__Task item__. Your task is to set down the records below again, exactly.

Data excerpts
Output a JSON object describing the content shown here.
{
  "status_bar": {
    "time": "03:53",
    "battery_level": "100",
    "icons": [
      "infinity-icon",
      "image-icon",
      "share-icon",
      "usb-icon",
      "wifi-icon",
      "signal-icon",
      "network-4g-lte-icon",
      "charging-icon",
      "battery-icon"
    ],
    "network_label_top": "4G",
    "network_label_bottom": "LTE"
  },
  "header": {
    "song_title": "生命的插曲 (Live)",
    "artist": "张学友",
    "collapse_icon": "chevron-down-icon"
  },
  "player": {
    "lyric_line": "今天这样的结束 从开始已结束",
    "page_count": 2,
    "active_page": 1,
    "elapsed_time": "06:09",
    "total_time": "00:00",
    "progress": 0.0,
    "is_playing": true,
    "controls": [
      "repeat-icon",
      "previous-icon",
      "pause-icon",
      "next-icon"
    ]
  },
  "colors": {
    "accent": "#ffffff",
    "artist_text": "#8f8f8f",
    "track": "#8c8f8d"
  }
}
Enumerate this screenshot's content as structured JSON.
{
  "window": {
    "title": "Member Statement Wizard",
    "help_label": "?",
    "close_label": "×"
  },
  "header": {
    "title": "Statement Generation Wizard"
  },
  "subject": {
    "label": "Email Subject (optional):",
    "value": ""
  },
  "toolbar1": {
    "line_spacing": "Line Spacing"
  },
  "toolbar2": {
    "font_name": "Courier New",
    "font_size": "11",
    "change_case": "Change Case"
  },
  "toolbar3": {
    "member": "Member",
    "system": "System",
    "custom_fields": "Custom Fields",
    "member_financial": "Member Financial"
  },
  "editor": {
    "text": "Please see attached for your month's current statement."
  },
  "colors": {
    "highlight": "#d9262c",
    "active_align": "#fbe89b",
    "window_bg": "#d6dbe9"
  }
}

__Written response__.
Output a JSON object describing the content shown here.
{
  "status_bar": {
    "time": "03:53",
    "battery_level": "100",
    "icons": [
      "infinity-icon",
      "image-icon",
      "share-icon",
      "usb-icon",
      "wifi-icon",
      "signal-icon",
      "network-4g-lte-icon",
      "charging-icon",
      "battery-icon"
    ],
    "network_label_top": "4G",
    "network_label_bottom": "LTE"
  },
  "header": {
    "song_title": "生命的插曲 (Live)",
    "artist": "张学友",
    "collapse_icon": "chevron-down-icon"
  },
  "player": {
    "lyric_line": "今天这样的结束 从开始已结束",
    "page_count": 2,
    "active_page": 1,
    "elapsed_time": "06:09",
    "total_time": "00:00",
    "progress": 0.0,
    "is_playing": true,
    "controls": [
      "repeat-icon",
      "previous-icon",
      "pause-icon",
      "next-icon"
    ]
  },
  "colors": {
    "accent": "#ffffff",
    "artist_text": "#8f8f8f",
    "track": "#8c8f8d"
  }
}
Enumerate this screenshot's content as structured JSON.
{
  "window": {
    "title": "Member Statement Wizard",
    "help_label": "?",
    "close_label": "×"
  },
  "header": {
    "title": "Statement Generation Wizard"
  },
  "subject": {
    "label": "Email Subject (optional):",
    "value": ""
  },
  "toolbar1": {
    "line_spacing": "Line Spacing"
  },
  "toolbar2": {
    "font_name": "Courier New",
    "font_size": "11",
    "change_case": "Change Case"
  },
  "toolbar3": {
    "member": "Member",
    "system": "System",
    "custom_fields": "Custom Fields",
    "member_financial": "Member Financial"
  },
  "editor": {
    "text": "Please see attached for your month's current statement."
  },
  "colors": {
    "highlight": "#d9262c",
    "active_align": "#fbe89b",
    "window_bg": "#d6dbe9"
  }
}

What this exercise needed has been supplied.